Your objective: Copy out each line of the entries where the word "color" is present.

Data:

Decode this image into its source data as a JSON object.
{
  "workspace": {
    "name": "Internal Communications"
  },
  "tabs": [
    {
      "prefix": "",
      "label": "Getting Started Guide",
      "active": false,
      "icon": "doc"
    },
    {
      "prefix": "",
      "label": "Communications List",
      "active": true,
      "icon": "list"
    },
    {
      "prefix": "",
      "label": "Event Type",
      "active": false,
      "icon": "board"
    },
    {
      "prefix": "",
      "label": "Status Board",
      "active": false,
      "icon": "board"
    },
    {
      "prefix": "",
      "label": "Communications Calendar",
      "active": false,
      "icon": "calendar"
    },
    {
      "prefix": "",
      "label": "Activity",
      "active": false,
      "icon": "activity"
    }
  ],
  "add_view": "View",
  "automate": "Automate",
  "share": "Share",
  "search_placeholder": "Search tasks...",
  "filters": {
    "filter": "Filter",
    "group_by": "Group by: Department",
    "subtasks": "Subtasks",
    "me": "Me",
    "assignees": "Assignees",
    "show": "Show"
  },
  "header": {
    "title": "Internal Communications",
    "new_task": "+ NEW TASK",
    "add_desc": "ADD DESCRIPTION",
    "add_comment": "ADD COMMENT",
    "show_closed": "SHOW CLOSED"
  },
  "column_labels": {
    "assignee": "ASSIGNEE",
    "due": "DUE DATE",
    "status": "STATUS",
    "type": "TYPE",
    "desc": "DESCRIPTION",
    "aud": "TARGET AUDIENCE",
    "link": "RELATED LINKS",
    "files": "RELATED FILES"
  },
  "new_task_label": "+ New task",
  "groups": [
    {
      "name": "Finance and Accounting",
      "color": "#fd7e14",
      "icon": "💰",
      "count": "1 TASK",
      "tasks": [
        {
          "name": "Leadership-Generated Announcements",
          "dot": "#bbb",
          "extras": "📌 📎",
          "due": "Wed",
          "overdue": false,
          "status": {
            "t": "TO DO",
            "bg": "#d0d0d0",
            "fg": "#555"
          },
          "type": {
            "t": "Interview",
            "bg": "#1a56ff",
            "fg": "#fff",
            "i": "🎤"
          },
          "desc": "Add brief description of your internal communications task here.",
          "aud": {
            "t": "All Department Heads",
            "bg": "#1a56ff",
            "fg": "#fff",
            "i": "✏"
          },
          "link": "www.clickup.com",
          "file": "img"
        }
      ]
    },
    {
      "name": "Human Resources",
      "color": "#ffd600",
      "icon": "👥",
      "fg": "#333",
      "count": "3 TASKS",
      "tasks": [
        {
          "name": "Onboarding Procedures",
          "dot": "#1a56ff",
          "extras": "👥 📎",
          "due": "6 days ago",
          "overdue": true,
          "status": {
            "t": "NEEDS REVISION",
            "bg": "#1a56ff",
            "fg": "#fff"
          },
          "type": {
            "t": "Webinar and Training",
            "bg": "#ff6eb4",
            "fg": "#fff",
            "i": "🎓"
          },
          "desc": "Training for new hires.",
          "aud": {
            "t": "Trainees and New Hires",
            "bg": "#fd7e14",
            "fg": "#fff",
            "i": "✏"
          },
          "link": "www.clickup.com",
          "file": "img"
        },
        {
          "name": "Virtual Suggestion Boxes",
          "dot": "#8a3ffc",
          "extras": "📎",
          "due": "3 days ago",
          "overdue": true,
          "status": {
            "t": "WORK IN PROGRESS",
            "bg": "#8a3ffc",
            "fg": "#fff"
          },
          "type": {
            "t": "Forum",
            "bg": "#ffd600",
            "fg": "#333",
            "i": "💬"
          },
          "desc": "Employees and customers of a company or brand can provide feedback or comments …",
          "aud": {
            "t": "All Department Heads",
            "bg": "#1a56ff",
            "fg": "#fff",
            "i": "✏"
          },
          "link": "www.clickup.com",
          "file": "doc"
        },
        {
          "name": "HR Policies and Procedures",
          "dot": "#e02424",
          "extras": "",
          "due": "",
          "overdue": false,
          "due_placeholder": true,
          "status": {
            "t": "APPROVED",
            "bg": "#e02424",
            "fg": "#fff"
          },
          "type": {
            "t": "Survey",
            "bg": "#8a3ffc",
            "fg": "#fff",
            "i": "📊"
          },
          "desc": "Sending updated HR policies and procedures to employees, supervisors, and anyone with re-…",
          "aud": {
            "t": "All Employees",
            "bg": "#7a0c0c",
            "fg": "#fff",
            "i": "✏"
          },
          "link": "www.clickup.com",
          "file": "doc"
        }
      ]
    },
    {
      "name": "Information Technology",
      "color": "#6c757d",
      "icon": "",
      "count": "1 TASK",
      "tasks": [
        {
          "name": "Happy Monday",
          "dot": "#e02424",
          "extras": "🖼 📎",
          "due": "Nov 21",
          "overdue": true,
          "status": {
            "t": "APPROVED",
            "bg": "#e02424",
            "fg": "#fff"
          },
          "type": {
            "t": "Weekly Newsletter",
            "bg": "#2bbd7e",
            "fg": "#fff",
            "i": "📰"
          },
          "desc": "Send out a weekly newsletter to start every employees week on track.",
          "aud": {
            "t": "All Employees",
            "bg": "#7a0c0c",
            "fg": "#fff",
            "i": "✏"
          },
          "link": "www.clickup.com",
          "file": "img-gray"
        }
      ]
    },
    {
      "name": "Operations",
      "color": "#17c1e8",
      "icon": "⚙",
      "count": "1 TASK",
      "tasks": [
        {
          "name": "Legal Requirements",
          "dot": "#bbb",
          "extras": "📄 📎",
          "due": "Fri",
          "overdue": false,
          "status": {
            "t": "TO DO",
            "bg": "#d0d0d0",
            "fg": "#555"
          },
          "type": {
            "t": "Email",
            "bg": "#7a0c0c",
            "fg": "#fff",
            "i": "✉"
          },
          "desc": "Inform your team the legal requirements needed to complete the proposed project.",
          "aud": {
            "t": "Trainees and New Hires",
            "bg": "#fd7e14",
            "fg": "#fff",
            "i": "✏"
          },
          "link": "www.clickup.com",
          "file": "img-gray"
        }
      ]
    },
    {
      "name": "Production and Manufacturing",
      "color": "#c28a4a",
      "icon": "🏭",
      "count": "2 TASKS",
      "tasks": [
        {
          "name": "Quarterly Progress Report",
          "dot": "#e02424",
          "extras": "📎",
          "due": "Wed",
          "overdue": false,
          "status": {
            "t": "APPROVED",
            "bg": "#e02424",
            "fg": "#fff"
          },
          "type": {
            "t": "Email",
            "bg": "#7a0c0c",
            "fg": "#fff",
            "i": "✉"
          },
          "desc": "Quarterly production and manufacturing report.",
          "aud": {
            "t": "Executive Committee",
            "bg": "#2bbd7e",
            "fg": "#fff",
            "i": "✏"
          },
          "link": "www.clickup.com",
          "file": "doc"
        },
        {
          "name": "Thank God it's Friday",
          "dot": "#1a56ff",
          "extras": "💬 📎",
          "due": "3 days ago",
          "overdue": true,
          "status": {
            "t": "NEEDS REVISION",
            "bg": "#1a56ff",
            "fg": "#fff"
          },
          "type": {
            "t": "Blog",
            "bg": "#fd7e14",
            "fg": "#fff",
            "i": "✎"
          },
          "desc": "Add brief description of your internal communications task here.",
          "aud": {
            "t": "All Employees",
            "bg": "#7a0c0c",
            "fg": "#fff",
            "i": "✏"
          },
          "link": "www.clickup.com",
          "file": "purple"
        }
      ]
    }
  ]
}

Result of the task:
      "color": "#fd7e14",
      "color": "#ffd600",
      "color": "#6c757d",
      "color": "#17c1e8",
      "color": "#c28a4a",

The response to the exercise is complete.